[Dataset items]

****

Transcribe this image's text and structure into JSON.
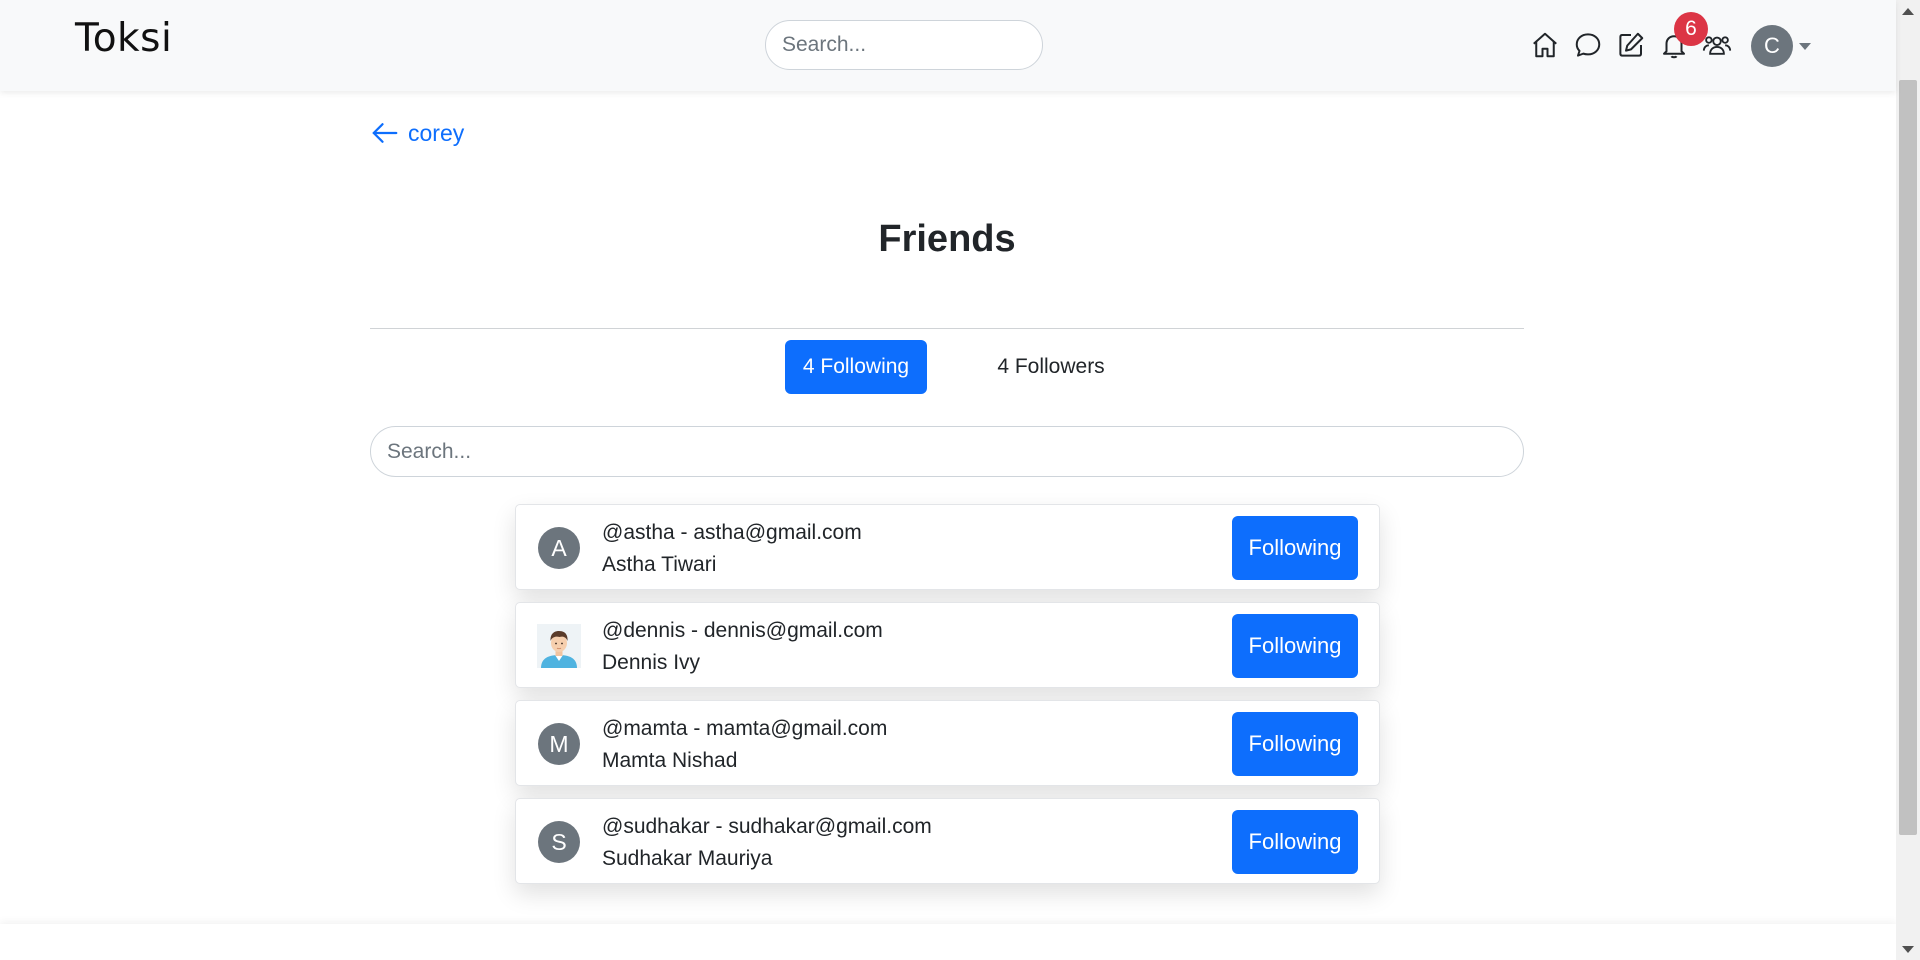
{
  "navbar": {
    "brand": "Toksi",
    "search_placeholder": "Search...",
    "icons": [
      "home-icon",
      "chat-icon",
      "edit-icon",
      "bell-icon",
      "friends-icon"
    ],
    "notification_count": "6",
    "user_initial": "C"
  },
  "back": {
    "label": "corey"
  },
  "page": {
    "title": "Friends"
  },
  "tabs": {
    "following": "4 Following",
    "followers": "4 Followers"
  },
  "list_search": {
    "placeholder": "Search..."
  },
  "friends": [
    {
      "handle": "@astha - astha@gmail.com",
      "name": "Astha Tiwari",
      "initial": "A",
      "button": "Following"
    },
    {
      "handle": "@dennis - dennis@gmail.com",
      "name": "Dennis Ivy",
      "initial": "",
      "button": "Following"
    },
    {
      "handle": "@mamta - mamta@gmail.com",
      "name": "Mamta Nishad",
      "initial": "M",
      "button": "Following"
    },
    {
      "handle": "@sudhakar - sudhakar@gmail.com",
      "name": "Sudhakar Mauriya",
      "initial": "S",
      "button": "Following"
    }
  ],
  "colors": {
    "accent": "#0d6efd",
    "badge": "#dc3545",
    "avatar": "#6c757d"
  }
}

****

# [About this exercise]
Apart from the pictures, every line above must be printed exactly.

# [Answer]
Transcribe this image's text and structure into JSON.
{
  "navbar": {
    "brand": "Toksi",
    "search_placeholder": "Search...",
    "icons": [
      "home-icon",
      "chat-icon",
      "edit-icon",
      "bell-icon",
      "friends-icon"
    ],
    "notification_count": "6",
    "user_initial": "C"
  },
  "back": {
    "label": "corey"
  },
  "page": {
    "title": "Friends"
  },
  "tabs": {
    "following": "4 Following",
    "followers": "4 Followers"
  },
  "list_search": {
    "placeholder": "Search..."
  },
  "friends": [
    {
      "handle": "@astha - astha@gmail.com",
      "name": "Astha Tiwari",
      "initial": "A",
      "button": "Following"
    },
    {
      "handle": "@dennis - dennis@gmail.com",
      "name": "Dennis Ivy",
      "initial": "",
      "button": "Following"
    },
    {
      "handle": "@mamta - mamta@gmail.com",
      "name": "Mamta Nishad",
      "initial": "M",
      "button": "Following"
    },
    {
      "handle": "@sudhakar - sudhakar@gmail.com",
      "name": "Sudhakar Mauriya",
      "initial": "S",
      "button": "Following"
    }
  ],
  "colors": {
    "accent": "#0d6efd",
    "badge": "#dc3545",
    "avatar": "#6c757d"
  }
}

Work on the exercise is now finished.